--- DATA TO USE ---
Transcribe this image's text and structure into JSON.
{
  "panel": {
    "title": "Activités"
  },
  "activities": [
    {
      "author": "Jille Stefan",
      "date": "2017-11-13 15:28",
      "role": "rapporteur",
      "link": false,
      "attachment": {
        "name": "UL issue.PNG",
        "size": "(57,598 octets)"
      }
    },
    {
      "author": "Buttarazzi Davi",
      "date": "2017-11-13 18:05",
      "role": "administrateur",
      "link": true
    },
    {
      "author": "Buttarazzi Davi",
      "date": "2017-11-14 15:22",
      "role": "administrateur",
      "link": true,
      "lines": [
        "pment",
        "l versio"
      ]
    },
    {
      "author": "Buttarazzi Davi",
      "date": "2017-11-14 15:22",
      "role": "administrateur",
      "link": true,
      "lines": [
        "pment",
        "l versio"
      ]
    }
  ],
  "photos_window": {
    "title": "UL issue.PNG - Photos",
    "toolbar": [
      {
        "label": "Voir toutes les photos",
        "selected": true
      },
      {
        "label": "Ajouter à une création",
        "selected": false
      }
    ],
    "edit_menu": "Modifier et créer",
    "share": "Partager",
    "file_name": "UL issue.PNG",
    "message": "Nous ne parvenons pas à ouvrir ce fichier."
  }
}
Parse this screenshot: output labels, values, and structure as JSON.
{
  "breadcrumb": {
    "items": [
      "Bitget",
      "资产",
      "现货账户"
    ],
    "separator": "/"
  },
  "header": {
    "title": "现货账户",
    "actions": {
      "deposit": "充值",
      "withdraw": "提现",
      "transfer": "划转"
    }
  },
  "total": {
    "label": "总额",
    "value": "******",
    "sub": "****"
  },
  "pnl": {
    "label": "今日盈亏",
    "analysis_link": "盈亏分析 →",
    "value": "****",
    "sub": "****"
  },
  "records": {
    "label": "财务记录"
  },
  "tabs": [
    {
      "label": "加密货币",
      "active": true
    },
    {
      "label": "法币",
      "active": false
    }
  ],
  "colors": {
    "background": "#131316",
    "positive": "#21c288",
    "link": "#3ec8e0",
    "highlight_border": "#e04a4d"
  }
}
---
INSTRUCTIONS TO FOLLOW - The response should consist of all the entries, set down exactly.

RESULT OF THIS EXERCISE -
Transcribe this image's text and structure into JSON.
{
  "panel": {
    "title": "Activités"
  },
  "activities": [
    {
      "author": "Jille Stefan",
      "date": "2017-11-13 15:28",
      "role": "rapporteur",
      "link": false,
      "attachment": {
        "name": "UL issue.PNG",
        "size": "(57,598 octets)"
      }
    },
    {
      "author": "Buttarazzi Davi",
      "date": "2017-11-13 18:05",
      "role": "administrateur",
      "link": true
    },
    {
      "author": "Buttarazzi Davi",
      "date": "2017-11-14 15:22",
      "role": "administrateur",
      "link": true,
      "lines": [
        "pment",
        "l versio"
      ]
    },
    {
      "author": "Buttarazzi Davi",
      "date": "2017-11-14 15:22",
      "role": "administrateur",
      "link": true,
      "lines": [
        "pment",
        "l versio"
      ]
    }
  ],
  "photos_window": {
    "title": "UL issue.PNG - Photos",
    "toolbar": [
      {
        "label": "Voir toutes les photos",
        "selected": true
      },
      {
        "label": "Ajouter à une création",
        "selected": false
      }
    ],
    "edit_menu": "Modifier et créer",
    "share": "Partager",
    "file_name": "UL issue.PNG",
    "message": "Nous ne parvenons pas à ouvrir ce fichier."
  }
}
Parse this screenshot: output labels, values, and structure as JSON.
{
  "breadcrumb": {
    "items": [
      "Bitget",
      "资产",
      "现货账户"
    ],
    "separator": "/"
  },
  "header": {
    "title": "现货账户",
    "actions": {
      "deposit": "充值",
      "withdraw": "提现",
      "transfer": "划转"
    }
  },
  "total": {
    "label": "总额",
    "value": "******",
    "sub": "****"
  },
  "pnl": {
    "label": "今日盈亏",
    "analysis_link": "盈亏分析 →",
    "value": "****",
    "sub": "****"
  },
  "records": {
    "label": "财务记录"
  },
  "tabs": [
    {
      "label": "加密货币",
      "active": true
    },
    {
      "label": "法币",
      "active": false
    }
  ],
  "colors": {
    "background": "#131316",
    "positive": "#21c288",
    "link": "#3ec8e0",
    "highlight_border": "#e04a4d"
  }
}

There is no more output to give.